Reviewed by Claudia Robinson

“Although I knew very little about AnnMarie’s life prior to my arrival, what I did know was that in all of her 31 years, Marian had never touched her. There was no hugging, no hand holding, no back rubs when AnnMarie was scared or hurt. When she was sick Marian cared for her in the same manner in which she cared for the patients at Clark Fork Valley Hospital–with the knowledge of the skilled nurse she was, but as though AnnMarie was infected with some kind of transmittable disease.” – Lucky

Lucky doesn’t know very much about her past, except that she was left, abandoned, in a box as a baby. Rescued from certain death by the impenetrable, alcoholic and emotionally aloof Marian, and left in the hands of young AnnMarie, no more a child, herself, to be raised, Lucky’s formative years offer little more than comforting routine (school, chores and books), interspersed with the occasional visit to the woods and stream for peace and serenity.

When her sister/mother AnnMarie suddenly disappears, Lucky is left to fend for herself. Scared, even more lonely, and confused, Lucky continues to find solace in the books she and AnnMarie shared and the small clearing in the cottonwood trees they would find sanctuary in. Tom, Marian’s boyfriend, seems to have a penchant for young flesh, and with AnnMarie no longer around to torment, he turns his sights on the young, pretty Lucky, much to her dismay. Forced to hide from his unwanted advances, Lucky finds a modicum of comfort in new friends, Rika and Sean. New to the school, different, they befriend Lucky and take her under their wing, despite her oddities. For the first time, Lucky experiences joy and laughter and comfort, as well as love, unconventional, but welcome.

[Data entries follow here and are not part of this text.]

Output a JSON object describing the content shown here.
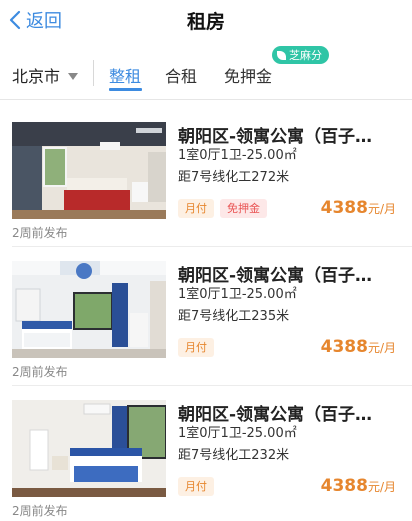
{
  "nav": {
    "back_label": "返回",
    "title": "租房"
  },
  "filter": {
    "city": "北京市",
    "tabs": [
      {
        "label": "整租",
        "active": true
      },
      {
        "label": "合租",
        "active": false
      },
      {
        "label": "免押金",
        "active": false
      }
    ],
    "sesame_badge": "芝麻分"
  },
  "listings": [
    {
      "title": "朝阳区-领寓公寓（百子…",
      "spec": "1室0厅1卫-25.00㎡",
      "distance": "距7号线化工272米",
      "tags": [
        "月付",
        "免押金"
      ],
      "price": "4388",
      "price_unit": "元/月",
      "posted": "2周前发布"
    },
    {
      "title": "朝阳区-领寓公寓（百子…",
      "spec": "1室0厅1卫-25.00㎡",
      "distance": "距7号线化工235米",
      "tags": [
        "月付"
      ],
      "price": "4388",
      "price_unit": "元/月",
      "posted": "2周前发布"
    },
    {
      "title": "朝阳区-领寓公寓（百子…",
      "spec": "1室0厅1卫-25.00㎡",
      "distance": "距7号线化工232米",
      "tags": [
        "月付"
      ],
      "price": "4388",
      "price_unit": "元/月",
      "posted": "2周前发布"
    }
  ],
  "colors": {
    "accent": "#3d8be0",
    "price": "#e6862e",
    "tag_pink": "#e95454",
    "sesame": "#2fc5a6"
  }
}
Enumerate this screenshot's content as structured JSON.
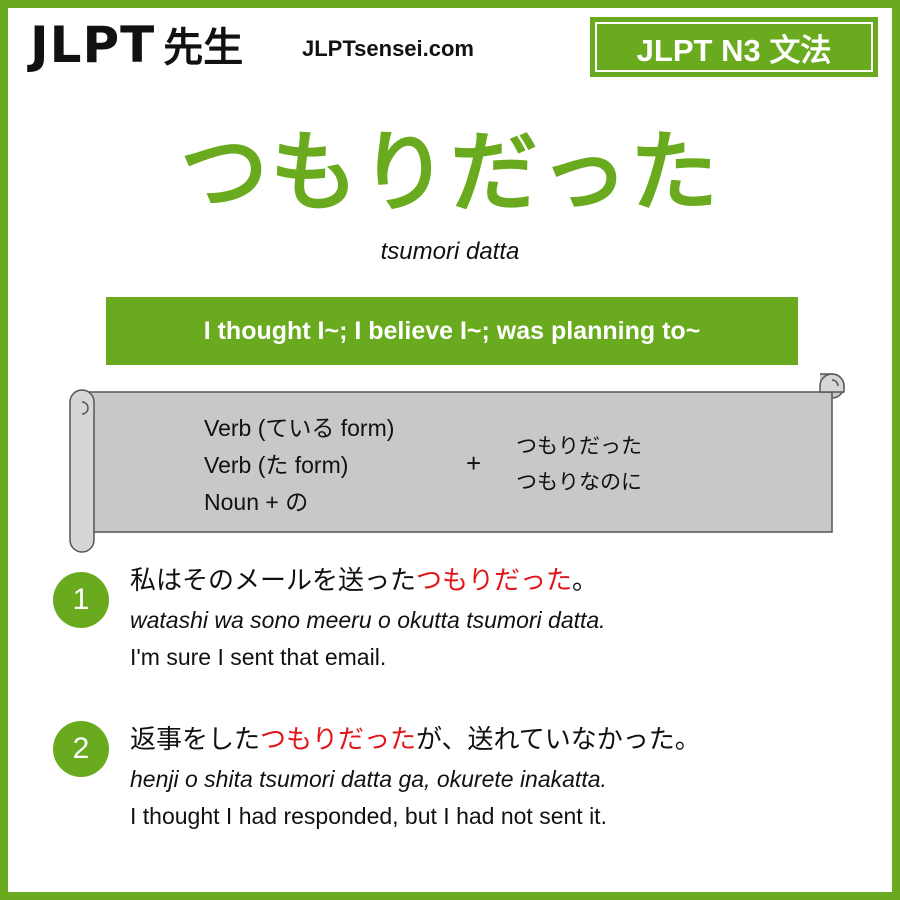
{
  "header": {
    "logo_text": "JLPT",
    "logo_sensei": "先生",
    "site": "JLPTsensei.com",
    "badge": "JLPT N3 文法"
  },
  "grammar": {
    "title": "つもりだった",
    "romaji": "tsumori datta",
    "meaning": "I thought I~; I believe I~; was planning to~"
  },
  "formation": {
    "left": [
      "Verb (ている form)",
      "Verb (た form)",
      "Noun + の"
    ],
    "plus": "+",
    "right": [
      "つもりだった",
      "つもりなのに"
    ]
  },
  "examples": [
    {
      "number": "1",
      "jp_before": "私はそのメールを送った",
      "jp_highlight": "つもりだった",
      "jp_after": "。",
      "romaji": "watashi wa sono meeru o okutta tsumori datta.",
      "english": "I'm sure I sent that email."
    },
    {
      "number": "2",
      "jp_before": "返事をした",
      "jp_highlight": "つもりだった",
      "jp_after": "が、送れていなかった。",
      "romaji": "henji o shita tsumori datta ga, okurete inakatta.",
      "english": "I thought I had responded, but I had not sent it."
    }
  ],
  "colors": {
    "accent": "#6aaa1e",
    "highlight": "#e0161c",
    "scroll": "#c8c8c8"
  }
}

Unfortunately, Lucky’s bliss is short lived when Tom finally finds her and rapes her, leaving her pregnant and despised by Marian, who has discovered the truth about Tom but chooses Lucky to punish. Made a prisoner of her own home, Lucky is forced to give up everything and everyone she knows, and when she finally gives birth, Marian claims the baby to be stillborn, even though Lucky, in spite of being drugged, swears she heard her child cry.

Determined to escape, Lucky breaks free from her prison while Marian is at work, and runs away, once more, saved by friends Rika and Sean. When drugs become the only solace Lucky can find, her life once more turns upside down, and she finds herself alone, living only for her next fix, degrading herself, uncaring about herself or anyone else. It isn’t until Lucky is at death’s door that her true saviors come along, and readers are treated to a roller coaster ride of emotions, dreams, loss and love, and subsequent triumph of one young, very, very Lucky, young lady.

Sweet, tender, heartbreaking and whimsical, I Am Lucky Bird by Fleur Philips is a tale of life and all its dips, turns and nooks and crannies, choices and hope and friendships. Beautifully written, raw and dark in places, haunting and ethereal in others, I Am Lucky Bird will seduce the reader, capturing Lucky’s emotions perfectly, allowing them to share her horrors, her downfalls, her despair, as well as her healing, her rebirth and her success, as if she were a part of our family.

For anyone who has been in a dysfunctional family, or known one, for anyone who has seen the destruction of rape, abuse and drugs, and struggled for a light at the end of the tunnel, for anyone desperate to see the good in human nature, I Am Lucky Bird will settle under the skin, and live there, and deliver a tale of strength and deliverance that is unique and beautiful, from page one, to it’s final word.

Rating: ★★★★★ 

Claudia lives on beautiful Cape Cod with her husband and two children.

Review copy was provided free of any obligation by BookSparksPR. No monetary or any other form of compensation was received.